I've loved Mesa Verde National Park from the first time I saw it. To think that the Ancestral Pueblo people lived here from about 550 to 1300 A.D. For most of that time, they lived in pueblos on top of the Mesa, but, for some unknown reason, in the 1190s, they built and moved into cliff dwellings. It is these amazing structures that are the highlight of the park.
There are many canyons running north and south separating the 81 square miles of the park into many different flattop mesas. The two that have roads are Chapin Mesa and Wetherill Mesa. Unfortunately, the road to Wetherill Mesa is only open late May to early September and we were a little early. (We were there mid-May.)
It seems that from any viewpoint, you can look across the canyon and see some kind of cliff dwelling.
But to tour the two main ones, you have to get tickets which we did the day before. (Wow! We actually committed to something.)
So promptly at 10 o'clock, we were at the meeting point for our tour of Cliff Palace, the park's largest cliff dwelling. It is truly magnificent. (Note the food storage rooms just under the roof.)
It looked similar to this in 1888 when two cowboys, Richard Wetherill and Charlie Mason came upon it while chasing cattle up the canyon.
Although it seems totally different at first glance, a lot of the structure was under all that rubble and had to be excavated.
I'm always interested in what is original and what has been recreated. Here's a wall that is in both pictures.
Imagine chipping away at the sandstone to make it fit so uniformly.
But if there happened to be a large boulder in the way, it was incorporated into the structure.
We had the best ranger leading our tour. He was a gifted story teller and made me feel like I was there in the 13th century. It gave me chills to look up inside the square tower and see decorative painting still there.
Our next tour was Balcony House, famous for the 32-foot ladder that visitors must climb. Before I went on the road, I was afraid to climb above a couple of rungs. Now, nothing fazes me.
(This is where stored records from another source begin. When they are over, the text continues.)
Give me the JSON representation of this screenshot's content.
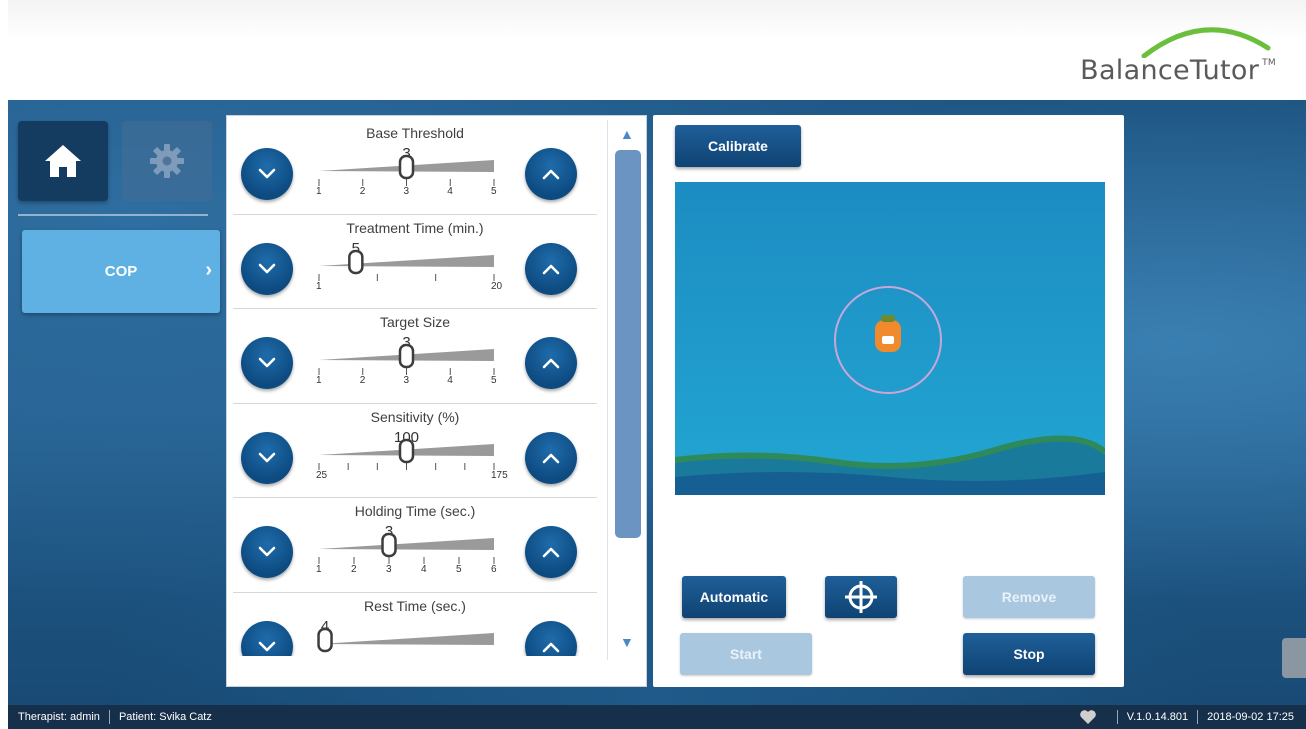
{
  "brand": {
    "name": "BalanceTutor",
    "tm": "TM"
  },
  "nav": {
    "home_icon": "home-icon",
    "settings_icon": "gear-icon",
    "mode_label": "COP",
    "mode_chevron": "›"
  },
  "params": [
    {
      "title": "Base Threshold",
      "value": "3",
      "min": 1,
      "max": 5,
      "current": 3,
      "tick_labels": [
        "1",
        "2",
        "3",
        "4",
        "5"
      ],
      "minor_ticks": 5
    },
    {
      "title": "Treatment Time (min.)",
      "value": "5",
      "min": 1,
      "max": 20,
      "current": 5,
      "tick_labels": [
        "1",
        "",
        "",
        "20"
      ],
      "minor_ticks": 4
    },
    {
      "title": "Target Size",
      "value": "3",
      "min": 1,
      "max": 5,
      "current": 3,
      "tick_labels": [
        "1",
        "2",
        "3",
        "4",
        "5"
      ],
      "minor_ticks": 5
    },
    {
      "title": "Sensitivity (%)",
      "value": "100",
      "min": 25,
      "max": 175,
      "current": 100,
      "tick_labels": [
        "25",
        "",
        "",
        "",
        "",
        "",
        "175"
      ],
      "minor_ticks": 7
    },
    {
      "title": "Holding Time (sec.)",
      "value": "3",
      "min": 1,
      "max": 6,
      "current": 3,
      "tick_labels": [
        "1",
        "2",
        "3",
        "4",
        "5",
        "6"
      ],
      "minor_ticks": 6
    },
    {
      "title": "Rest Time (sec.)",
      "value": "4",
      "min": 1,
      "max": 30,
      "current": 2,
      "tick_labels": [],
      "minor_ticks": 0
    }
  ],
  "buttons": {
    "calibrate": "Calibrate",
    "automatic": "Automatic",
    "remove": "Remove",
    "start": "Start",
    "stop": "Stop",
    "target_icon": "crosshair-icon"
  },
  "status": {
    "therapist": "Therapist: admin",
    "patient": "Patient: Svika Catz",
    "heart_icon": "heart-icon",
    "version": "V.1.0.14.801",
    "datetime": "2018-09-02 17:25"
  },
  "colors": {
    "primary": "#0f4373",
    "accent": "#5fb0e3",
    "water": "#1b93c6",
    "sea_floor": "#1a5f96"
  }
}
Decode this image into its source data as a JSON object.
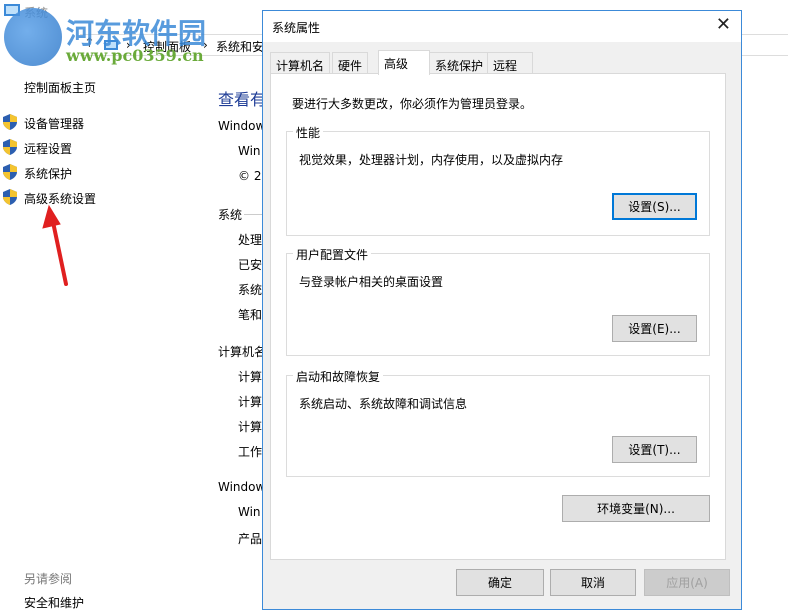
{
  "background_window": {
    "title": "系统",
    "breadcrumb": [
      "控制面板",
      "系统和安"
    ],
    "sidebar": {
      "home": "控制面板主页",
      "items": [
        "设备管理器",
        "远程设置",
        "系统保护",
        "高级系统设置"
      ],
      "see_also": "另请参阅",
      "see_also_items": [
        "安全和维护"
      ]
    },
    "main": {
      "heading": "查看有",
      "lines": [
        {
          "t": "Window",
          "i": 0
        },
        {
          "t": "Win",
          "i": 1
        },
        {
          "t": "© 2",
          "i": 1
        },
        {
          "t": "系统",
          "i": 0
        },
        {
          "t": "处理",
          "i": 1
        },
        {
          "t": "已安",
          "i": 1
        },
        {
          "t": "系统",
          "i": 1
        },
        {
          "t": "笔和",
          "i": 1
        },
        {
          "t": "计算机名",
          "i": 0
        },
        {
          "t": "计算",
          "i": 1
        },
        {
          "t": "计算",
          "i": 1
        },
        {
          "t": "计算",
          "i": 1
        },
        {
          "t": "工作",
          "i": 1
        },
        {
          "t": "Window",
          "i": 0
        },
        {
          "t": "Win",
          "i": 1
        },
        {
          "t": "产品",
          "i": 1
        }
      ]
    }
  },
  "watermark": {
    "name": "河东软件园",
    "url": "www.pc0359.cn"
  },
  "dialog": {
    "title": "系统属性",
    "tabs": [
      "计算机名",
      "硬件",
      "高级",
      "系统保护",
      "远程"
    ],
    "active_tab": "高级",
    "admin_note": "要进行大多数更改，你必须作为管理员登录。",
    "groups": [
      {
        "label": "性能",
        "desc": "视觉效果，处理器计划，内存使用，以及虚拟内存",
        "button": "设置(S)..."
      },
      {
        "label": "用户配置文件",
        "desc": "与登录帐户相关的桌面设置",
        "button": "设置(E)..."
      },
      {
        "label": "启动和故障恢复",
        "desc": "系统启动、系统故障和调试信息",
        "button": "设置(T)..."
      }
    ],
    "env_button": "环境变量(N)...",
    "ok": "确定",
    "cancel": "取消",
    "apply": "应用(A)"
  },
  "colors": {
    "accent": "#0078d7",
    "arrow": "#e02020",
    "heading": "#1e3c96"
  }
}
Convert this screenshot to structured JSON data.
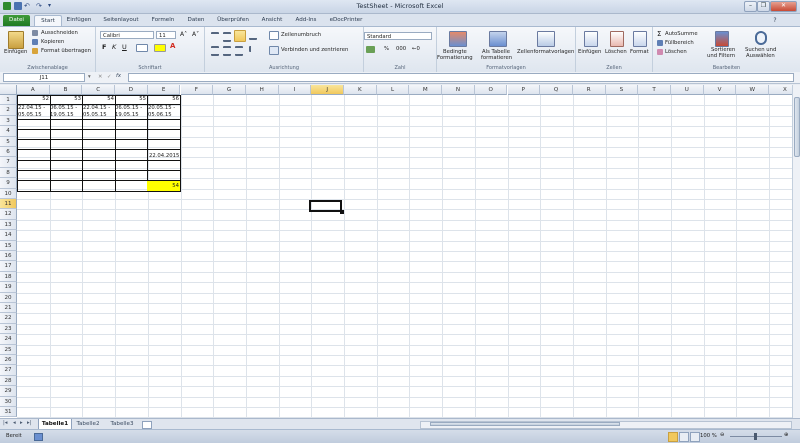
{
  "window": {
    "title": "TestSheet - Microsoft Excel"
  },
  "tabs": [
    "Datei",
    "Start",
    "Einfügen",
    "Seitenlayout",
    "Formeln",
    "Daten",
    "Überprüfen",
    "Ansicht",
    "Add-Ins",
    "eDocPrinter"
  ],
  "ribbon": {
    "clipboard": {
      "label": "Zwischenablage",
      "paste": "Einfügen",
      "cut": "Ausschneiden",
      "copy": "Kopieren",
      "format_painter": "Format übertragen"
    },
    "font": {
      "label": "Schriftart",
      "name": "Calibri",
      "size": "11",
      "bold": "F",
      "italic": "K",
      "underline": "U"
    },
    "alignment": {
      "label": "Ausrichtung",
      "wrap": "Zeilenumbruch",
      "merge": "Verbinden und zentrieren"
    },
    "number": {
      "label": "Zahl",
      "format": "Standard",
      "percent": "%",
      "thousands": "000"
    },
    "styles": {
      "label": "Formatvorlagen",
      "cond1": "Bedingte",
      "cond2": "Formatierung",
      "table1": "Als Tabelle",
      "table2": "formatieren",
      "cell": "Zellenformatvorlagen"
    },
    "cells": {
      "label": "Zellen",
      "insert": "Einfügen",
      "delete": "Löschen",
      "format": "Format"
    },
    "editing": {
      "label": "Bearbeiten",
      "autosum": "AutoSumme",
      "fill": "Füllbereich",
      "clear": "Löschen",
      "sort1": "Sortieren",
      "sort2": "und Filtern",
      "find1": "Suchen und",
      "find2": "Auswählen"
    }
  },
  "formula_bar": {
    "name_box": "J11",
    "fx": "fx",
    "content": ""
  },
  "columns": [
    "A",
    "B",
    "C",
    "D",
    "E",
    "F",
    "G",
    "H",
    "I",
    "J",
    "K",
    "L",
    "M",
    "N",
    "O",
    "P",
    "Q",
    "R",
    "S",
    "T",
    "U",
    "V",
    "W",
    "X"
  ],
  "selected_column": "J",
  "rows": [
    "1",
    "2",
    "3",
    "4",
    "5",
    "6",
    "7",
    "8",
    "9",
    "10",
    "11",
    "12",
    "13",
    "14",
    "15",
    "16",
    "17",
    "18",
    "19",
    "20",
    "21",
    "22",
    "23",
    "24",
    "25",
    "26",
    "27",
    "28",
    "29",
    "30",
    "31"
  ],
  "selected_row": "11",
  "cells": {
    "a1": "52",
    "b1": "53",
    "c1": "54",
    "d1": "55",
    "e1": "56",
    "a2_1": "22.04.15 -",
    "a2_2": "05.05.15",
    "b2_1": "06.05.15 -",
    "b2_2": "19.05.15",
    "c2_1": "22.04.15 -",
    "c2_2": "05.05.15",
    "d2_1": "06.05.15 -",
    "d2_2": "19.05.15",
    "e2_1": "20.05.15 -",
    "e2_2": "05.06.15",
    "e6": "22.04.2015",
    "e9": "54"
  },
  "colors": {
    "highlight": "#ffff00",
    "selection_header": "#f1c85c",
    "file_tab": "#2f8a2e"
  },
  "sheet_tabs": [
    "Tabelle1",
    "Tabelle2",
    "Tabelle3"
  ],
  "active_sheet": "Tabelle1",
  "status": {
    "ready": "Bereit",
    "zoom": "100 %"
  }
}
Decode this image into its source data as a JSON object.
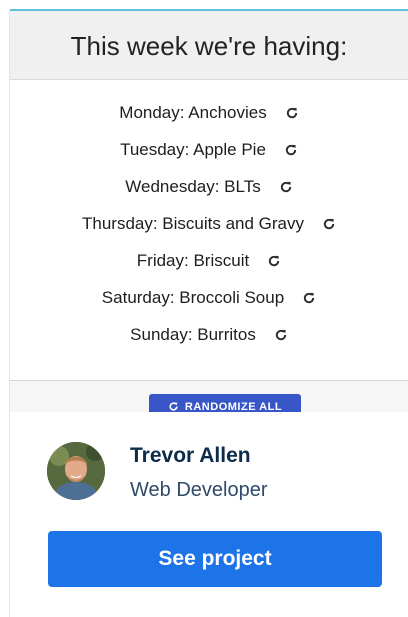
{
  "preview": {
    "title": "This week we're having:",
    "meals": [
      {
        "label": "Monday: Anchovies"
      },
      {
        "label": "Tuesday: Apple Pie"
      },
      {
        "label": "Wednesday: BLTs"
      },
      {
        "label": "Thursday: Biscuits and Gravy"
      },
      {
        "label": "Friday: Briscuit"
      },
      {
        "label": "Saturday: Broccoli Soup"
      },
      {
        "label": "Sunday: Burritos"
      }
    ],
    "randomize_label": "RANDOMIZE ALL",
    "refresh_icon": "refresh-icon",
    "accent_color": "#3856c8"
  },
  "author": {
    "name": "Trevor Allen",
    "role": "Web Developer",
    "avatar_icon": "avatar"
  },
  "cta": {
    "label": "See project",
    "color": "#1d73e8"
  }
}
Our ranger for this tour wasn't quite as captivating, but we had a lot of children with us, and I must say he was very good with them. Here's a peek from one part of the dwelling to the other.
One theory for the move from mesa top to cliff dwellings was for protection. Although the ranger said this is probably not the reason, he did say this particular dwelling could be defended by an old woman with a stick. The original residents didn't have the sturdy 32-foot ladder from the nice trail built by the park service. Instead this was the way in or out.
Next we explored the Archeological Museum which displayed pottery and baskets found in the area. Our first ranger guide had mentioned that if a mug from that period with a handle is found anywhere in the United States, chances are it was made in Mesa Verde. It seems handles were their thing.
Our last stop of the day was Spruce Tree House and a self-guided tour. You can bet they still had rangers watching, but they were also very happy to answer questions. Spruce Tree House is tucked further under the cliff overhang and is the best preserved of the dwellings.
We noticed that it seemed to be deeper than the other two, with rooms tucked way back in the dark. The ranger verified this.
It's safe to say we were pretty tired after all this touring.